[WORK ITEM]: Scan each line of the records for the word "method" and extract the ones that have it.

(Dataset rows describing interfaces)
==========
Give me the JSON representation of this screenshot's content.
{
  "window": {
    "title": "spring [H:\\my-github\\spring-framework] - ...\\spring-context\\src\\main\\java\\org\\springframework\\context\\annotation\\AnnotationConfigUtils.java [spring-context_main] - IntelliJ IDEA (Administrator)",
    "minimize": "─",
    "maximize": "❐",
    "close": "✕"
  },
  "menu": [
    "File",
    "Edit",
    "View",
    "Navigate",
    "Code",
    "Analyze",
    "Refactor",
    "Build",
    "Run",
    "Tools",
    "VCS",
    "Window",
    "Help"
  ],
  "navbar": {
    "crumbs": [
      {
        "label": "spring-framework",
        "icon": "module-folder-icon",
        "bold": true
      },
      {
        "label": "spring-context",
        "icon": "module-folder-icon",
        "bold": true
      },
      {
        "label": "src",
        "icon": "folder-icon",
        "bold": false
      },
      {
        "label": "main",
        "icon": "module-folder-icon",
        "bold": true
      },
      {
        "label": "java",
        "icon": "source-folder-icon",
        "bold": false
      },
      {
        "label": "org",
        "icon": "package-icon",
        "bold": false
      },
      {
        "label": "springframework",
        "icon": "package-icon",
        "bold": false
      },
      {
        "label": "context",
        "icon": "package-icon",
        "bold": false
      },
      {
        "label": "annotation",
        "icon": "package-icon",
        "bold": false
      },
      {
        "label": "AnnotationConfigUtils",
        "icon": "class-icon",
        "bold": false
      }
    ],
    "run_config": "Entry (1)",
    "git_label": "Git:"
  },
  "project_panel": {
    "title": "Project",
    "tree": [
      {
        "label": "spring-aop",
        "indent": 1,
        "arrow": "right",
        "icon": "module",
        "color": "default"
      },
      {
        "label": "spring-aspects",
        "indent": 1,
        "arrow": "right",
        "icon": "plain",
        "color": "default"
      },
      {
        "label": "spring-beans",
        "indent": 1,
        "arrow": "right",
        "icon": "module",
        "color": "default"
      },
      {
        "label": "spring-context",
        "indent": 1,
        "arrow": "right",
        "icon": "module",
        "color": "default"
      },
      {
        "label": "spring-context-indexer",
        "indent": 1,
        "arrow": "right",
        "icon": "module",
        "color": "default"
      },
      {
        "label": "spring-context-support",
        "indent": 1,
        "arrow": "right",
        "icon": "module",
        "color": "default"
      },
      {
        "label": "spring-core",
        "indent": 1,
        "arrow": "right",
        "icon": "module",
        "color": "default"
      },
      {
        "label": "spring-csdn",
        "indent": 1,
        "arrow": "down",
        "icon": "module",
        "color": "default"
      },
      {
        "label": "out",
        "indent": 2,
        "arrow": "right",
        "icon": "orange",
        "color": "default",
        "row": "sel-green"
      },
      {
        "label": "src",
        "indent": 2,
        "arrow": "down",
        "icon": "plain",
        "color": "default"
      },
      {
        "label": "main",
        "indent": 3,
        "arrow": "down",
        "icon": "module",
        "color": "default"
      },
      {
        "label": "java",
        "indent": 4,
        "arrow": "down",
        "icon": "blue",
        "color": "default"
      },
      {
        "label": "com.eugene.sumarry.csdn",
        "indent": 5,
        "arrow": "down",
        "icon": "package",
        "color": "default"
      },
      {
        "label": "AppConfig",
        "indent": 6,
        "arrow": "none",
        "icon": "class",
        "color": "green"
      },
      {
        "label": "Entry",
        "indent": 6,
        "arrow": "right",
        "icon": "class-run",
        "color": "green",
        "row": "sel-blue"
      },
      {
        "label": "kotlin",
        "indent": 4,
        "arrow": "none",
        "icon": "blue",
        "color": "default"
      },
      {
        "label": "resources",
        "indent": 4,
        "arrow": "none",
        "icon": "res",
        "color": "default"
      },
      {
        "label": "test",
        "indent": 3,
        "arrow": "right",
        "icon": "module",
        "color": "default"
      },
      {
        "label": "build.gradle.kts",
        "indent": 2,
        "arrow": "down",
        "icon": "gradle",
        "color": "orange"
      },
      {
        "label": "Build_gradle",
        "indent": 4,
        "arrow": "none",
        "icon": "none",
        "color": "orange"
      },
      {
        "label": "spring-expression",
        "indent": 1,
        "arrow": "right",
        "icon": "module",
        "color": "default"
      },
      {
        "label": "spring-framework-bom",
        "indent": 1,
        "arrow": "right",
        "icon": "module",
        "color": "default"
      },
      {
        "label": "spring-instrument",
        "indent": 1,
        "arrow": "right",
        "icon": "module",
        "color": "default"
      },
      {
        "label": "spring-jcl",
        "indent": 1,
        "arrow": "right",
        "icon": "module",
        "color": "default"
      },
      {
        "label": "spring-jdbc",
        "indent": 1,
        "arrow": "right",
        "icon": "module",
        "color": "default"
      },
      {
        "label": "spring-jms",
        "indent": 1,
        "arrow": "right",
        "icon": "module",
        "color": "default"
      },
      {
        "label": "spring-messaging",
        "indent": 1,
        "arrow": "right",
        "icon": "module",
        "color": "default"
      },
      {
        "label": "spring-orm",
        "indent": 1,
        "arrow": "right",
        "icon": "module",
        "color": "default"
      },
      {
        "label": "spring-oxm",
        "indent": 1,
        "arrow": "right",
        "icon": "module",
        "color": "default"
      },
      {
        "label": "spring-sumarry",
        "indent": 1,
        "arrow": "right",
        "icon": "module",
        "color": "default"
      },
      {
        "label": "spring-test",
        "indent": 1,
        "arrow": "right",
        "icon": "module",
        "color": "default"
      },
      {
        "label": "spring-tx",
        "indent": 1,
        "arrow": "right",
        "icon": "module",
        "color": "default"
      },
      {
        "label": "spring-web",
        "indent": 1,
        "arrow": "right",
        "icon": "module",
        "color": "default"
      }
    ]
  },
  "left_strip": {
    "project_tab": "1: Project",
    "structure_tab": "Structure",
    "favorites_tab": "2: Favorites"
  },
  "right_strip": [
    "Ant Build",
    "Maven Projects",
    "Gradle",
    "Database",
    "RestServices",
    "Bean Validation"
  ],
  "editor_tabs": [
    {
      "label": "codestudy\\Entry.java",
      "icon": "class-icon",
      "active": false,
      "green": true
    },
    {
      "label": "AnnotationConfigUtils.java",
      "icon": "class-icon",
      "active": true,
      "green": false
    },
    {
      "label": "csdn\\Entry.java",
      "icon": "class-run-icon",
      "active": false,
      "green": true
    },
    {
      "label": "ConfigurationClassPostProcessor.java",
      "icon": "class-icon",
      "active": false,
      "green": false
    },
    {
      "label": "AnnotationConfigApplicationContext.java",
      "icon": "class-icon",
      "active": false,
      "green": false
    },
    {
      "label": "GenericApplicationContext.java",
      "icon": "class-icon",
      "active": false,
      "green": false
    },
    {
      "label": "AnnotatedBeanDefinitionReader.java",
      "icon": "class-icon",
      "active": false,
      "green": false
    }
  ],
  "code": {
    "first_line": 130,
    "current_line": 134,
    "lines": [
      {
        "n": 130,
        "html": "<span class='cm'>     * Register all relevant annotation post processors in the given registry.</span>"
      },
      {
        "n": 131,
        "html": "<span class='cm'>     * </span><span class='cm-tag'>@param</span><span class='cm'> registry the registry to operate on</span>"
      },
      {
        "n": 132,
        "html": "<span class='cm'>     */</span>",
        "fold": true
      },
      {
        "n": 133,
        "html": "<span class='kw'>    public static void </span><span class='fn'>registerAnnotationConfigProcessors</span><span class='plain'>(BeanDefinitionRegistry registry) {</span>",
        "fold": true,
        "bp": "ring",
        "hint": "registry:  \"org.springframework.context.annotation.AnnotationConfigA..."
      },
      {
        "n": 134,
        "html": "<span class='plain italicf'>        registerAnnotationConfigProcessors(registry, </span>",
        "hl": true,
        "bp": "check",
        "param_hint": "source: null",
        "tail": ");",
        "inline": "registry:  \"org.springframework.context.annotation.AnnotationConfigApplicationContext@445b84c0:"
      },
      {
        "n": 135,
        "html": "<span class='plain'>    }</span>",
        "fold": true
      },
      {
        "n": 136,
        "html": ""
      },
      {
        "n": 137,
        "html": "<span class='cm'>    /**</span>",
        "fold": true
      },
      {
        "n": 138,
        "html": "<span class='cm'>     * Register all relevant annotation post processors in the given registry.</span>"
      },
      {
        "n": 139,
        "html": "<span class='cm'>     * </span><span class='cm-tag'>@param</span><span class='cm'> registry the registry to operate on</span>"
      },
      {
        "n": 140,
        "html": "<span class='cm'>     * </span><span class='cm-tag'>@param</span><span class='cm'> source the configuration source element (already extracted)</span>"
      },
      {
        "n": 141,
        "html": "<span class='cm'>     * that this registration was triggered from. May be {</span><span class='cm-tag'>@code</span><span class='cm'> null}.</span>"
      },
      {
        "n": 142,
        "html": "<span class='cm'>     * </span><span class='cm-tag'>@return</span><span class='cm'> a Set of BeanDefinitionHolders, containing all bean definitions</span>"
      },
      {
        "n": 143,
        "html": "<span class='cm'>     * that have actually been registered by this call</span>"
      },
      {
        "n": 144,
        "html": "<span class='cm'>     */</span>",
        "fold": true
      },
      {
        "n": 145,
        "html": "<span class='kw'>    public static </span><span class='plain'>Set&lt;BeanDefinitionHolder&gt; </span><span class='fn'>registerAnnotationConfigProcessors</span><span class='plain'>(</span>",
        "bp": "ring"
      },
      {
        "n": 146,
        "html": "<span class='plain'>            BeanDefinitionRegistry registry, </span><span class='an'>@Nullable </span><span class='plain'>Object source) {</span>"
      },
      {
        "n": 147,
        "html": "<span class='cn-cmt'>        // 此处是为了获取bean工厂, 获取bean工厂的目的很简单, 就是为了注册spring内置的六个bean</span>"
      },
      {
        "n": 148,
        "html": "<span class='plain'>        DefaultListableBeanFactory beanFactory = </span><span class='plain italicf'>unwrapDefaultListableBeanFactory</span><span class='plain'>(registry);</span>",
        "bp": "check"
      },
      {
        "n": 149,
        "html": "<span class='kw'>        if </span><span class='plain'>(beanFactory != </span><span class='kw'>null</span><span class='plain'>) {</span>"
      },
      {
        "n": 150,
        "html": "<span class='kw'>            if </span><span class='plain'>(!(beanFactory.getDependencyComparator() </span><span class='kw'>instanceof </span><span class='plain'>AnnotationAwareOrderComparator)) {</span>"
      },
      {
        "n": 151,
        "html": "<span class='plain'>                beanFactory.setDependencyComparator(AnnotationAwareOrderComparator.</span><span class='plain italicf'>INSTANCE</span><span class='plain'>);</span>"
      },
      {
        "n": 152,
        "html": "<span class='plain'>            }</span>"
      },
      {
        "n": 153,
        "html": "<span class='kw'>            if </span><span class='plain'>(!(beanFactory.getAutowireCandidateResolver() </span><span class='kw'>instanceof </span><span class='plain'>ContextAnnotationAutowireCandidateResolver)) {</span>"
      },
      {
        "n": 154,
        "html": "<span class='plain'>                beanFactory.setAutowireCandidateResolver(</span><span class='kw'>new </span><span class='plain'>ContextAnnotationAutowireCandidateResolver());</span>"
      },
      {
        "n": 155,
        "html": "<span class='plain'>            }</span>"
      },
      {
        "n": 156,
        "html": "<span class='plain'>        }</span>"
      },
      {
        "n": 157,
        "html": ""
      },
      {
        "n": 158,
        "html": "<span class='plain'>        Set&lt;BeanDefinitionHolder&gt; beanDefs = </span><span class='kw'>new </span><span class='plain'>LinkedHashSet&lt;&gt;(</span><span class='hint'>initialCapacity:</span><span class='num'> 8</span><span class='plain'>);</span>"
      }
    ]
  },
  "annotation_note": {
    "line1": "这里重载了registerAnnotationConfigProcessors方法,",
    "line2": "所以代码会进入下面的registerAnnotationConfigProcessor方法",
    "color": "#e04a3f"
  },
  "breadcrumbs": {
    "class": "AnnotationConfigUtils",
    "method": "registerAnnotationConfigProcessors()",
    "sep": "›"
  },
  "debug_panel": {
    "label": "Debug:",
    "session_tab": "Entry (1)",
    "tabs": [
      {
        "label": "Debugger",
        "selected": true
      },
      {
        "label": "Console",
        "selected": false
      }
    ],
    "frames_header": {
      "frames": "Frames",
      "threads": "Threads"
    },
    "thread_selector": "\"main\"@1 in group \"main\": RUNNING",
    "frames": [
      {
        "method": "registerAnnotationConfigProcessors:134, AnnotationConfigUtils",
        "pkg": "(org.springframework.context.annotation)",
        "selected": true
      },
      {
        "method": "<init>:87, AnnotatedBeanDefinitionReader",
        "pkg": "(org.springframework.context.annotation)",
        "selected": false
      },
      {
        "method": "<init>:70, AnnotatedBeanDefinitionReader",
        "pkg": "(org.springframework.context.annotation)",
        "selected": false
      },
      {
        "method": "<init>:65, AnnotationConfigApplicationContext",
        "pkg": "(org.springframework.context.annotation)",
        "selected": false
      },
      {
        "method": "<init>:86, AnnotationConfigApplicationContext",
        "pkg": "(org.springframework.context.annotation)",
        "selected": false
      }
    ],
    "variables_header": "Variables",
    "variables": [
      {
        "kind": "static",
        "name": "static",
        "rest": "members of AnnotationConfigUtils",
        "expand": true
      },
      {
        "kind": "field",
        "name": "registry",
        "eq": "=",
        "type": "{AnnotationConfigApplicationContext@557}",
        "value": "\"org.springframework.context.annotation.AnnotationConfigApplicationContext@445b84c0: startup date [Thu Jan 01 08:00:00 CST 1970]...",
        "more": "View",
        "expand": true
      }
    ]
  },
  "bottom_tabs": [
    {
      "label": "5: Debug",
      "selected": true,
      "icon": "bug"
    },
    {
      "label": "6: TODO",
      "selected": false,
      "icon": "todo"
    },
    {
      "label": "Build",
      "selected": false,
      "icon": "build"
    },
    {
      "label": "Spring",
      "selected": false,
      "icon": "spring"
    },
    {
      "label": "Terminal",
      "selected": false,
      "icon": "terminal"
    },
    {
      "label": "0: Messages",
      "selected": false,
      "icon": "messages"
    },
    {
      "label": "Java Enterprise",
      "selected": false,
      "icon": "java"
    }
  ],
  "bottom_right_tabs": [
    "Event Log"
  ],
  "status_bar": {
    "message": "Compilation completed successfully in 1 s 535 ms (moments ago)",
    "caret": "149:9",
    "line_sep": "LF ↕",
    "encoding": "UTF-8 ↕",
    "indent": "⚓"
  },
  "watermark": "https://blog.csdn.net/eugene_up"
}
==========
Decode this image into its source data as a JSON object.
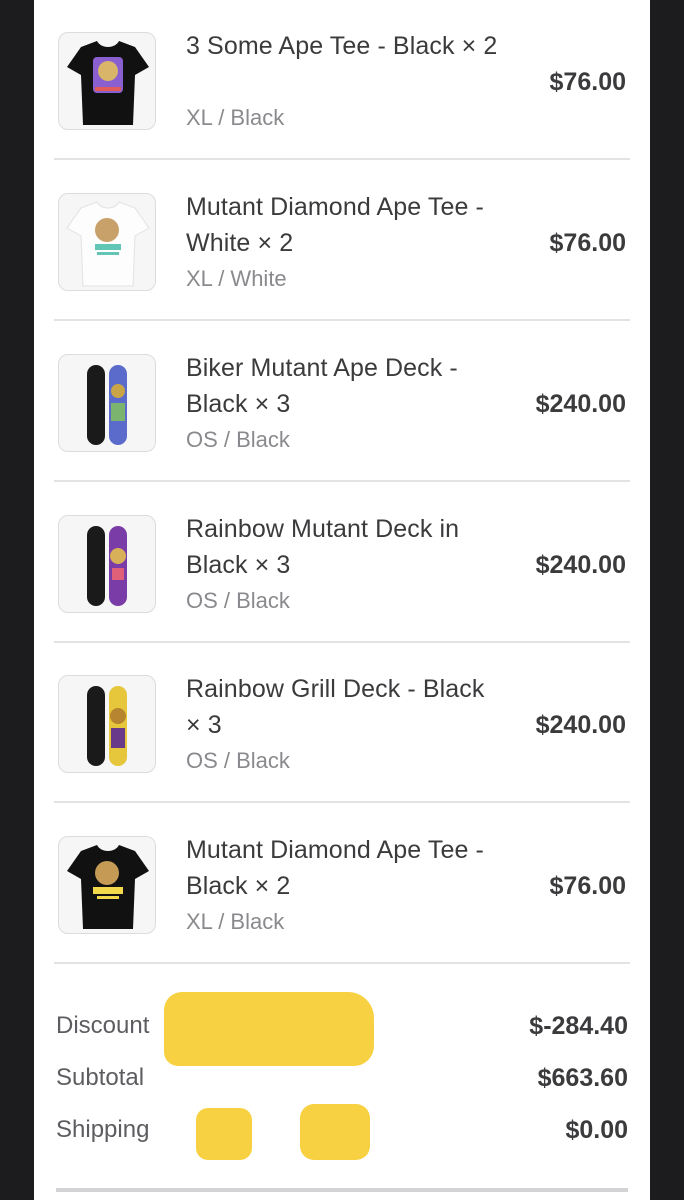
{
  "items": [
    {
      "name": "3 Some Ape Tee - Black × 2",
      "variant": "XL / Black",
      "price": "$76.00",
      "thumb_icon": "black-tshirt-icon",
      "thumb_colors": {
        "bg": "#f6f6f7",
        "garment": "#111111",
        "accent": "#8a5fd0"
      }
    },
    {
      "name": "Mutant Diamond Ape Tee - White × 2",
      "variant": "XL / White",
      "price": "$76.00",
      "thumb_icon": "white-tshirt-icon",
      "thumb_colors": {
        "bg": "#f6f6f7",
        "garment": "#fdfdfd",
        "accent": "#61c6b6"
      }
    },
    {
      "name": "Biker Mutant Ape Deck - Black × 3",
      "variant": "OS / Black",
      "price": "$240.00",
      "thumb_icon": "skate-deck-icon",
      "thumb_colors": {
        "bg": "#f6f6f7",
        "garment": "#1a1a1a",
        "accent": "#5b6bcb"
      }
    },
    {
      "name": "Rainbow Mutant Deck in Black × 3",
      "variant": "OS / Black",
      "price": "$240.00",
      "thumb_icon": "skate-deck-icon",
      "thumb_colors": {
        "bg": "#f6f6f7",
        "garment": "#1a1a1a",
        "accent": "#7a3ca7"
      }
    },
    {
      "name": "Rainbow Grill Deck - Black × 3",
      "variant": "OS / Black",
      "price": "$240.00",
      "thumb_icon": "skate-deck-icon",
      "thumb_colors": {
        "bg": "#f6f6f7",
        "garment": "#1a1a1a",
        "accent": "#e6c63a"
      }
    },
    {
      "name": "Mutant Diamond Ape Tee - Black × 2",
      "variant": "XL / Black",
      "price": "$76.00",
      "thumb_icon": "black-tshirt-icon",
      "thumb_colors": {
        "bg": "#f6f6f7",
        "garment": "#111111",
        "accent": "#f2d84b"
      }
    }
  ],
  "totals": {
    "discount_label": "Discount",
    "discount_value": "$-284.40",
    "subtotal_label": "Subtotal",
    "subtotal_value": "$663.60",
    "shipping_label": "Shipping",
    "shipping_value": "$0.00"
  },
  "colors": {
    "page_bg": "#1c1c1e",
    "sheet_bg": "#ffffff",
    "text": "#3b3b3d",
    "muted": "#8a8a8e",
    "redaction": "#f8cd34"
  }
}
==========
[ANSWER FOR THE TASK]:
    "method": "registerAnnotationConfigProcessors()",
        "method": "registerAnnotationConfigProcessors:134, AnnotationConfigUtils",
        "method": "<init>:87, AnnotatedBeanDefinitionReader",
        "method": "<init>:70, AnnotatedBeanDefinitionReader",
        "method": "<init>:65, AnnotationConfigApplicationContext",
        "method": "<init>:86, AnnotationConfigApplicationContext",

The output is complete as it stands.